Prof Dr Matthias Gunzer heads the department of Biospectroscopy at ISAS and is Director of the Institute for Experimental Immunology and Imaging/Imaging Centre at Essen University Hospital. © ISAS

Prof Dr Matthias Gunzer heads the department of Biospectroscopy at ISAS and is Director of the Institute for Experimental Immunology and Imaging/Imaging Centre at Essen University Hospital. © ISAS

Answer by Prof Dr Matthias Gunzer:

"First of all, one has to say that we in the western world are very lucky to only have to speak of HIV, the human immunodeficiency virus, and not of AIDS. The reason for this is our access to excellent medical care with so-called highly active antiretroviral therapies (HAART). These medications ensure that HIV-positive patients do not develop acquired immunodeficiency syndrome (AIDS). Unfortunately, the situation for those affected by HIV in other countries, such as in large parts of Africa, is worse. That is why we definetely need a vaccine in order to protect them from HIV.

Vaccination is the process of confronting the body with specific antigens; in the case of viral diseases such as COVID-19 or AIDS, these are components of the virus that causes the disease. The aim is for our body to produce antibodies and defence cells against the antigens. The result of a successful vaccination is then a protective immune response that can last for months or years.

Scientists have been researching HIV vaccines for decades. But of more than 400 clinical studies on possible vaccines that have taken place since 1987, none has been convincing in terms of the final result. However, this is by no means because too little research is being done on HIV. We can clearly see this in the successful treatment options that now exist, such as HAART. We should not forget that many years of research on HIV have also led to the fact that we now know a great deal about how antibodies work, for example – or about how to induce them particularly efficiently with a vaccine.

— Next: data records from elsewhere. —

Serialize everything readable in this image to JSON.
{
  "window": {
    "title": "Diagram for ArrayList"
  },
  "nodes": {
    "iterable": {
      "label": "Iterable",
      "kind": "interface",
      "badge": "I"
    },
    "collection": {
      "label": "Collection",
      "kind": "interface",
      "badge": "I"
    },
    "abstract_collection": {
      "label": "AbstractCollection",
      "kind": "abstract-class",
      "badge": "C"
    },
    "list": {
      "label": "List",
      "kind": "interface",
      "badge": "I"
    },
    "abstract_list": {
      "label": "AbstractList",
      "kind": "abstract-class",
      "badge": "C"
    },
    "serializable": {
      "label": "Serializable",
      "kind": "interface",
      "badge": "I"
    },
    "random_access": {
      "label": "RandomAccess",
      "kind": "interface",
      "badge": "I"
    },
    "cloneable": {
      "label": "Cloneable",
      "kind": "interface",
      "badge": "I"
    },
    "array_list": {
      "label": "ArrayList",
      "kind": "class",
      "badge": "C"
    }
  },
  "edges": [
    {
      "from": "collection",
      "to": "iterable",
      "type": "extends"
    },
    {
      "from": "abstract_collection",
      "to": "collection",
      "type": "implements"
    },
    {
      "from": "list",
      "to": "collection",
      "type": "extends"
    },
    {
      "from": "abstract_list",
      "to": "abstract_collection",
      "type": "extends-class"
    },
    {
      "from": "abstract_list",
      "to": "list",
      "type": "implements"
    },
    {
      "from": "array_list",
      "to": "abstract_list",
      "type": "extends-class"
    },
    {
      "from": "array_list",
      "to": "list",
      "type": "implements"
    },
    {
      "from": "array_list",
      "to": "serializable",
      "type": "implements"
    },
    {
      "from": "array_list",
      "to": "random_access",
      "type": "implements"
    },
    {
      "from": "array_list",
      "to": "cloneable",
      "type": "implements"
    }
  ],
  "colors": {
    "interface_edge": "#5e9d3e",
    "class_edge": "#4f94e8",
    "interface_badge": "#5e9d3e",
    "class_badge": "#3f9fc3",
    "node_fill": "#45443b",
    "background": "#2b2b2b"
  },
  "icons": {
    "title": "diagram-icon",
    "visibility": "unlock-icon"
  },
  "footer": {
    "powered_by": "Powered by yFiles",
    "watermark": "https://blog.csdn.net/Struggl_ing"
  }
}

Compared to the coronavirus, however, the HI virus is incredibly variable: tens of thousands of new copies are created every day - in a single person. On average, each of these new copies carries at least one unique mutation. Therefore, over the years, a single person carries countless variants in their body, but only a few of these variants can be transmitted to others. The main problem that these variants pose for vaccines is that some mutations are located precisely in the parts of the virus that are usually attacked by the immune system. Therefore, mutations like these can help the virus remain unrecognised. A successful vaccine needs to elicit an immune response that can deal with this diversity in order to provide full protection against an infection.

In addition, unlike SARS-CoV-2, the HI virus is a true concealment artist. Parts of its surface are covered with a dense layer of sugar molecules - the glycan shield. This shield covers possible points of attack for antibodies. Although the coronavirus has such a sugar layer as well, the crucial areas of its spike protein remain uncovered. Thus, in the case of SARS-CoV-2, antibodies can recognise its spike protein and bind to it, thus neutralising the virus. The second hiding tactic that the HI virus uses is also tricky: the HI virus inserts its genetic blueprint into the DNA of its host, i.e. humans, and thus creates a hidden reservoir in the immune cells. This makes the HI viruses invisible to the immune system.

At present, six phase III trials are being conducted to investigate the efficacy and safety of potential HIV vaccines in large patient populations. Among the vaccine candidates are new variants such as those designed to elicit broadly neutralising antibodies and several based on mRNA molecules. Many people are already familiar with the latter because of the highly effective vaccines against COVID-19. That said, the research on HIV is ongoing - which is why, despite the challenges, we should by no means give up hope for an HIV vaccine."

(June 14, 2022)